_Task to carry out_:
Copy the data exactly, keeping every line intact.

====== Material to process ======

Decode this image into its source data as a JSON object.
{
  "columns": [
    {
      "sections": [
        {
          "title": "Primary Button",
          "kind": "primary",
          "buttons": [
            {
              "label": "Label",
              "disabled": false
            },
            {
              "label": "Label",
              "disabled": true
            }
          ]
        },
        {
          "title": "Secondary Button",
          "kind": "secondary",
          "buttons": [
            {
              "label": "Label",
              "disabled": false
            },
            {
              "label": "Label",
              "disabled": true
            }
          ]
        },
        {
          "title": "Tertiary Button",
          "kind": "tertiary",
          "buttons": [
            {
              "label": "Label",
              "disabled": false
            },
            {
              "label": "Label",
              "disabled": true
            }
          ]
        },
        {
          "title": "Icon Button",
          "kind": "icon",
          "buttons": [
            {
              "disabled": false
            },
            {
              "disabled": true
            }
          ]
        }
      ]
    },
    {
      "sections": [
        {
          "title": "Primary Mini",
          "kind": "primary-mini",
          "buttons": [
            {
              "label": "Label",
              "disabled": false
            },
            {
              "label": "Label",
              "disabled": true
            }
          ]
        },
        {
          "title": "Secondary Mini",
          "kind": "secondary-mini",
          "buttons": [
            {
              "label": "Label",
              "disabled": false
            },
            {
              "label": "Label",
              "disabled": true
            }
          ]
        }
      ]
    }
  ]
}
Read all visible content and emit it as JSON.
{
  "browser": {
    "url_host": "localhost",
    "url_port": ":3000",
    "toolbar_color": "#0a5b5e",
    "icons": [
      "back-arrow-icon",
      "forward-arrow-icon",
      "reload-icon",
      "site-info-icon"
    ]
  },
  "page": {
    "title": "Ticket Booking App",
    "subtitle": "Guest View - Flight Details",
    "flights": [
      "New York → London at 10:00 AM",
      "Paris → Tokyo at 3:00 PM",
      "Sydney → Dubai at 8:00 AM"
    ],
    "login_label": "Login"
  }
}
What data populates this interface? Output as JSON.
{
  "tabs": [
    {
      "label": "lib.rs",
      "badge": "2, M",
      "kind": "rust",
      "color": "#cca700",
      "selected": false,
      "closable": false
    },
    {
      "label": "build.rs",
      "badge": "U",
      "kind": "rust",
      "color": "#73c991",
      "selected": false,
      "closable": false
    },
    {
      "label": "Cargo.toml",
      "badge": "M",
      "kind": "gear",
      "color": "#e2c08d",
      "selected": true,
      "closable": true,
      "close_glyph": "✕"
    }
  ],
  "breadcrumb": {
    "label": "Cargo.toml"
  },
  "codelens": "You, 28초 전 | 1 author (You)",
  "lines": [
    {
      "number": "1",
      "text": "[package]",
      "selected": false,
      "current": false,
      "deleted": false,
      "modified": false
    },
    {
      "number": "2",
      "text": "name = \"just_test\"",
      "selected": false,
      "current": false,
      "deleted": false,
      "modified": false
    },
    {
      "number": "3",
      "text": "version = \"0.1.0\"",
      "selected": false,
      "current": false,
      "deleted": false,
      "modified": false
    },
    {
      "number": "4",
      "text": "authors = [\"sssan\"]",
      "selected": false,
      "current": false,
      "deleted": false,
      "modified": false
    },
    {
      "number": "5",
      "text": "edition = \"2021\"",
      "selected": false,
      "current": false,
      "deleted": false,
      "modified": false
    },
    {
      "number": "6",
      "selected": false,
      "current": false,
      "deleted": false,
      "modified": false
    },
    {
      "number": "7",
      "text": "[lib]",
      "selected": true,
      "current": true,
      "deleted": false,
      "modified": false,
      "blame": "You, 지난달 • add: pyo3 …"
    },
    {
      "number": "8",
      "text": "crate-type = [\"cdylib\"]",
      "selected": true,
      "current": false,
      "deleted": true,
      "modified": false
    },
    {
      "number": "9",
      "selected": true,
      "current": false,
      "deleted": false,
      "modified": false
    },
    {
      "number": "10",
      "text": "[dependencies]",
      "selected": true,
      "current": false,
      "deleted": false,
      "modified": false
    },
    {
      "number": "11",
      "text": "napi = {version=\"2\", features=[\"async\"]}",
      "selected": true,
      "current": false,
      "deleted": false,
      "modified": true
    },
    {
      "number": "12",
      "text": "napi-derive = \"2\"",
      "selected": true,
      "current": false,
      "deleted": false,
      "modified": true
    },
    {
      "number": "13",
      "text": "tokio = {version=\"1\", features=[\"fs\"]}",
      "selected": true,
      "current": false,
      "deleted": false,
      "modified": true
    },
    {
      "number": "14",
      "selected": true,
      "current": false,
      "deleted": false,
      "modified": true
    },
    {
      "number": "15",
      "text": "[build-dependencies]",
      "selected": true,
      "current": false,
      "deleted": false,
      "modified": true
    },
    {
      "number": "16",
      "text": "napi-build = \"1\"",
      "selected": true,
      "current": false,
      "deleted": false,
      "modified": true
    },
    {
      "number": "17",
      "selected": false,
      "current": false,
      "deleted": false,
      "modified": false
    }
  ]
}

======

_Result of the task_:
Decode this image into its source data as a JSON object.
{
  "columns": [
    {
      "sections": [
        {
          "title": "Primary Button",
          "kind": "primary",
          "buttons": [
            {
              "label": "Label",
              "disabled": false
            },
            {
              "label": "Label",
              "disabled": true
            }
          ]
        },
        {
          "title": "Secondary Button",
          "kind": "secondary",
          "buttons": [
            {
              "label": "Label",
              "disabled": false
            },
            {
              "label": "Label",
              "disabled": true
            }
          ]
        },
        {
          "title": "Tertiary Button",
          "kind": "tertiary",
          "buttons": [
            {
              "label": "Label",
              "disabled": false
            },
            {
              "label": "Label",
              "disabled": true
            }
          ]
        },
        {
          "title": "Icon Button",
          "kind": "icon",
          "buttons": [
            {
              "disabled": false
            },
            {
              "disabled": true
            }
          ]
        }
      ]
    },
    {
      "sections": [
        {
          "title": "Primary Mini",
          "kind": "primary-mini",
          "buttons": [
            {
              "label": "Label",
              "disabled": false
            },
            {
              "label": "Label",
              "disabled": true
            }
          ]
        },
        {
          "title": "Secondary Mini",
          "kind": "secondary-mini",
          "buttons": [
            {
              "label": "Label",
              "disabled": false
            },
            {
              "label": "Label",
              "disabled": true
            }
          ]
        }
      ]
    }
  ]
}
Read all visible content and emit it as JSON.
{
  "browser": {
    "url_host": "localhost",
    "url_port": ":3000",
    "toolbar_color": "#0a5b5e",
    "icons": [
      "back-arrow-icon",
      "forward-arrow-icon",
      "reload-icon",
      "site-info-icon"
    ]
  },
  "page": {
    "title": "Ticket Booking App",
    "subtitle": "Guest View - Flight Details",
    "flights": [
      "New York → London at 10:00 AM",
      "Paris → Tokyo at 3:00 PM",
      "Sydney → Dubai at 8:00 AM"
    ],
    "login_label": "Login"
  }
}
What data populates this interface? Output as JSON.
{
  "tabs": [
    {
      "label": "lib.rs",
      "badge": "2, M",
      "kind": "rust",
      "color": "#cca700",
      "selected": false,
      "closable": false
    },
    {
      "label": "build.rs",
      "badge": "U",
      "kind": "rust",
      "color": "#73c991",
      "selected": false,
      "closable": false
    },
    {
      "label": "Cargo.toml",
      "badge": "M",
      "kind": "gear",
      "color": "#e2c08d",
      "selected": true,
      "closable": true,
      "close_glyph": "✕"
    }
  ],
  "breadcrumb": {
    "label": "Cargo.toml"
  },
  "codelens": "You, 28초 전 | 1 author (You)",
  "lines": [
    {
      "number": "1",
      "text": "[package]",
      "selected": false,
      "current": false,
      "deleted": false,
      "modified": false
    },
    {
      "number": "2",
      "text": "name = \"just_test\"",
      "selected": false,
      "current": false,
      "deleted": false,
      "modified": false
    },
    {
      "number": "3",
      "text": "version = \"0.1.0\"",
      "selected": false,
      "current": false,
      "deleted": false,
      "modified": false
    },
    {
      "number": "4",
      "text": "authors = [\"sssan\"]",
      "selected": false,
      "current": false,
      "deleted": false,
      "modified": false
    },
    {
      "number": "5",
      "text": "edition = \"2021\"",
      "selected": false,
      "current": false,
      "deleted": false,
      "modified": false
    },
    {
      "number": "6",
      "selected": false,
      "current": false,
      "deleted": false,
      "modified": false
    },
    {
      "number": "7",
      "text": "[lib]",
      "selected": true,
      "current": true,
      "deleted": false,
      "modified": false,
      "blame": "You, 지난달 • add: pyo3 …"
    },
    {
      "number": "8",
      "text": "crate-type = [\"cdylib\"]",
      "selected": true,
      "current": false,
      "deleted": true,
      "modified": false
    },
    {
      "number": "9",
      "selected": true,
      "current": false,
      "deleted": false,
      "modified": false
    },
    {
      "number": "10",
      "text": "[dependencies]",
      "selected": true,
      "current": false,
      "deleted": false,
      "modified": false
    },
    {
      "number": "11",
      "text": "napi = {version=\"2\", features=[\"async\"]}",
      "selected": true,
      "current": false,
      "deleted": false,
      "modified": true
    },
    {
      "number": "12",
      "text": "napi-derive = \"2\"",
      "selected": true,
      "current": false,
      "deleted": false,
      "modified": true
    },
    {
      "number": "13",
      "text": "tokio = {version=\"1\", features=[\"fs\"]}",
      "selected": true,
      "current": false,
      "deleted": false,
      "modified": true
    },
    {
      "number": "14",
      "selected": true,
      "current": false,
      "deleted": false,
      "modified": true
    },
    {
      "number": "15",
      "text": "[build-dependencies]",
      "selected": true,
      "current": false,
      "deleted": false,
      "modified": true
    },
    {
      "number": "16",
      "text": "napi-build = \"1\"",
      "selected": true,
      "current": false,
      "deleted": false,
      "modified": true
    },
    {
      "number": "17",
      "selected": false,
      "current": false,
      "deleted": false,
      "modified": false
    }
  ]
}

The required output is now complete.